John Sanderson, journalist, trader, politician and plant collector, was educated in Glasgow and on the European continent and worked as a journalist in Scotland. He emigrated to Natal in March 1850, where he was involved in a failed business venture with his brother. The next year he became secretary of the newly established Natal Times Company and a regular contributor to that paper. In November 1851 he left on a trading and plant collecting trip, travelling via Harrismith to Mooi Rivier Dorp (now Potchefstroom) and after spending about a month in the vicinity of Rustenburg returned to Natal via the Witwatersrand in April 1852. Upon his return he wrote a "Memoranda of a trading trip into the Orange River (Sovereignty) Free State, and the country of the Transvaal Boers, 1851-1852" which was published in the Journal of the Royal Geographical Society (1860). The same journal published his "Notes to accompany sketch maps of the Zulu and Amatonga countries and of the country between Aliwal North and Natal" (1862).

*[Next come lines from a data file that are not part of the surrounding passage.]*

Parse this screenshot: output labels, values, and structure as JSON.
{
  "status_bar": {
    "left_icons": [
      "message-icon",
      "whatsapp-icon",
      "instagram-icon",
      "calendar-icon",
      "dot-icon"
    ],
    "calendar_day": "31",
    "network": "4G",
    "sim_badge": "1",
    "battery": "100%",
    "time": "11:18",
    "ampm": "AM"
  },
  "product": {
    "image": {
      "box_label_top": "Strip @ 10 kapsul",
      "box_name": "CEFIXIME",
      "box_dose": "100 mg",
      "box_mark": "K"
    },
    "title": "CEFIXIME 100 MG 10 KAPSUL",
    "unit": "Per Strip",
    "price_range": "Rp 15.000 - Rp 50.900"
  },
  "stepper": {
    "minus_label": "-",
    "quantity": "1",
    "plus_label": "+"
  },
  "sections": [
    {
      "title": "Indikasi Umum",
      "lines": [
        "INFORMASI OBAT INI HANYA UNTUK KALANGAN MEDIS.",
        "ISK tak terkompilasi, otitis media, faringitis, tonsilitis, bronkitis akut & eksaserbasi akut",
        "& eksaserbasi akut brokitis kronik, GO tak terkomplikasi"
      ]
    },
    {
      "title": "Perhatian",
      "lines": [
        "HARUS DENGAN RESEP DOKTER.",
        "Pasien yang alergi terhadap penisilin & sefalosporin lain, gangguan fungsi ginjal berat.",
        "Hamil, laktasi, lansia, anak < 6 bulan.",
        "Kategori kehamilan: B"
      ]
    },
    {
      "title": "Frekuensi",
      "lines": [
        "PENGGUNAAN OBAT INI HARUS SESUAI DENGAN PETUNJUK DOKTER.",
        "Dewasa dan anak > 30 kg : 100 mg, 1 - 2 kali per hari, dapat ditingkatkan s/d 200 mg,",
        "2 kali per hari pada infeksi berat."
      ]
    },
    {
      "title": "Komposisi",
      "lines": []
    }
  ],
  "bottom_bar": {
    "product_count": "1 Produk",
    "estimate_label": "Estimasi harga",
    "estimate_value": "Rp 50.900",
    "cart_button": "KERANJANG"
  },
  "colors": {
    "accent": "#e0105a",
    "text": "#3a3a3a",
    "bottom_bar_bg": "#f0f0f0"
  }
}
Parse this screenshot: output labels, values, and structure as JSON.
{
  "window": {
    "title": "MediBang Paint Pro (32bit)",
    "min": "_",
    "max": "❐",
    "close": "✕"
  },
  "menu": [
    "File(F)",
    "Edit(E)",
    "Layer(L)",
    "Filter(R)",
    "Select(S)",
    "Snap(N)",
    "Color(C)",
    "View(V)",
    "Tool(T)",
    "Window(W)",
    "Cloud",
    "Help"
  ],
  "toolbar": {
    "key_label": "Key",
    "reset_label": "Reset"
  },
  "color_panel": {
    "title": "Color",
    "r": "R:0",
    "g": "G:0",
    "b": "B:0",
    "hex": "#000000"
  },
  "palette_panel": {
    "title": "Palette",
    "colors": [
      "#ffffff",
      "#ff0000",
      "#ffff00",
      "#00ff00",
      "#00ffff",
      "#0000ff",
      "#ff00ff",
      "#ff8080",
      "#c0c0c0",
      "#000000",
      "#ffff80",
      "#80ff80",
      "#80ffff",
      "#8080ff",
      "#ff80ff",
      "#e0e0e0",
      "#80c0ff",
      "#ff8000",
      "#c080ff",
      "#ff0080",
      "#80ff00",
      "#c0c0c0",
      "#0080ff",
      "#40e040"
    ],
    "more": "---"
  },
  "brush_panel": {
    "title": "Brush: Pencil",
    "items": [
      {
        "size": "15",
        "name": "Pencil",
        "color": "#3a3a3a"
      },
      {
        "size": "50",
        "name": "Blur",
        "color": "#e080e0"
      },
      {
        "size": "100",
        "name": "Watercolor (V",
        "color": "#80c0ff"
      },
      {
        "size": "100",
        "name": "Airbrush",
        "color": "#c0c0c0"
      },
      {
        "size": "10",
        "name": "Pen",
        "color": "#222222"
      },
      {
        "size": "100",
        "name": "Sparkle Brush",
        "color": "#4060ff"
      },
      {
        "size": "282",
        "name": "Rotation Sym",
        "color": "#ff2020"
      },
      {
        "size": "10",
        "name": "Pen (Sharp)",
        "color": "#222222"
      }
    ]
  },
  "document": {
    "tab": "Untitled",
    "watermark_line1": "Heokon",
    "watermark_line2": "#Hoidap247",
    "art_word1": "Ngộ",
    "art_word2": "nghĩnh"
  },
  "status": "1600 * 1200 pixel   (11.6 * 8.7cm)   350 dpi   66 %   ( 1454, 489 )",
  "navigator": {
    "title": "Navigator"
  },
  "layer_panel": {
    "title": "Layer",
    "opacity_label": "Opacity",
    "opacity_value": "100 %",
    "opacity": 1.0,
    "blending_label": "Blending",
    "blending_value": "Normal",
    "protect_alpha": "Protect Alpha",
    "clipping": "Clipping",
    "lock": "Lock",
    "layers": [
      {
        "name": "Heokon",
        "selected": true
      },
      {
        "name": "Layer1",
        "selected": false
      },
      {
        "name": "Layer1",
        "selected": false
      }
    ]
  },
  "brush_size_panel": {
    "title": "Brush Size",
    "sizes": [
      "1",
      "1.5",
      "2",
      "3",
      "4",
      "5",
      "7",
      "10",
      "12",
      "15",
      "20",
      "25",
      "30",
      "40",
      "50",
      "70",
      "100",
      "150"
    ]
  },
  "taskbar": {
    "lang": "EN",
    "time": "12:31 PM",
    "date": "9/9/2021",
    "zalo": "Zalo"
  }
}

Sanderson played a prominent role in local and political affairs in Natal. He served on the Durban town council during 1855 and 1867-1869, and helped to write the city's first municipal bye-laws. He represented Durban in the Natal Legislative Council during 1862 and 1870-1872, and was a committee member of the Durban Political Association (1871). From about 1874 he served on the committee of the Durban Mechanics Institution, which provided library facilities and a reading room, and when it became the Durban Public Library in 1880 he was a member of its first committee. In 1856 he became a foundation member of the local Chamber of Commerce and served as one of its directors to 1880.
In 1876 Sanderson and P. Davis became owners of the Natal Colonist and Herald newspaper and two years later Sanderson became its sole owner. He often expressed extreme views in his newspaper articles. Argumentative and domineering by nature, he rigidly adhered to his views and attitudes. The newspaper foundered in 1880 owing to lack of support.
Sanderson's principal scientific interest was in botany, probably as a result of his association with M.J. McKen*. In July 1851 he became a member of the committee of the Natal Agricultural and Horticultural Society (founded in 1848) and by 1852 he was its corresponding secretary. He served as its president from 1860 to 1881. During this time he was generally of the opinion that the society's botanic garden was mismanaged and despite his respect for McKen's knowledge of the local flora the two had an uneasy relationship. Sanderson also served on the committee of the Durban Horticultural Society during 1868-1871. He corresponded with W.H. Harvey* in Dublin and with Sir W.J. Hooker, the director of the Royal Botanical Gardens at Kew, and supplied them with dried plants, seeds and bulbs over a period of 30 years. Harvey acknowledged his contribution of "very interesting and valuable collections from the Natal Colony and from Transvaal, containing many new genera and species", in the preface to Volume 1 of the Flora Capensis (1860) and in the second edition of his Genera of South African plants (1868), while McKen (1870) mentioned him as one of Natal's principal early fern collectors. Sanderson also corresponded with G. Walker Arnott, professor of botany at the University of Glasgow, who sent him directions for collecting diatoms in a letter dated 2 November 1859.
Sanderson wrote "Rough notes on the flora of Natal", which was published as an appendix to James Chapman's* Travels in the interior of South Africa (1868). In March 1868 he was present at the inaugural exhibition of the Natural History Association of Natal, where he exhibited 12 maps illustrating South African ethnology and geography. He served on the society's first council and at two subsequent meetings lectured on orchids. Around this time he sent at least 80 different species of orchids to Kew Gardens and became the colony's resident expert on this group. An article by him on the Natural History Association of Natal, "The study of natural history and the association for its promotion" was published in the Natal almanac and yearly register for 1869 (pp. 60-66). Later he became a member of the Natal Microscopical Society, founded in 1878, and reported on most of its early meetings in the Natal Colonist.
Sanderson was an accomplished artist. A large collection of his sketches and cartoons are housed in the Durban Local History Museum, a notebook with pencil sketches in the National Botanical Institute, Pretoria, and another collection of botanical sketches at Kew Gardens. The genus Sandersonia (fam. Liliaceae) was named after him by W.J. Hooker in 1853. Its single species, Sandersonia aurantiaca, or Sanderson's Christmas bell, was discovered by Sanderson in 1851. Other species named after him include Ceropegia sandersonii and Lissochilus sandersonii (by J.D. Hooker*), Cissus sandersonii (by Harvey), and Brachystelma sandersonii (by N.E. Brown*). Specimens collected by Sanderson are housed at Kew Gardens, the Botanical Research Institute in Durban, and the Compton Herbarium in Cape Town.
Another of Sanderson's interests was prehistoric stone artefacts. In 1878 he contributed "Notes in connection with stone implements from Natal" to the Journal of the Anthropological Institute, in which he described artifacts from various places in the colony and speculated about their possible functions.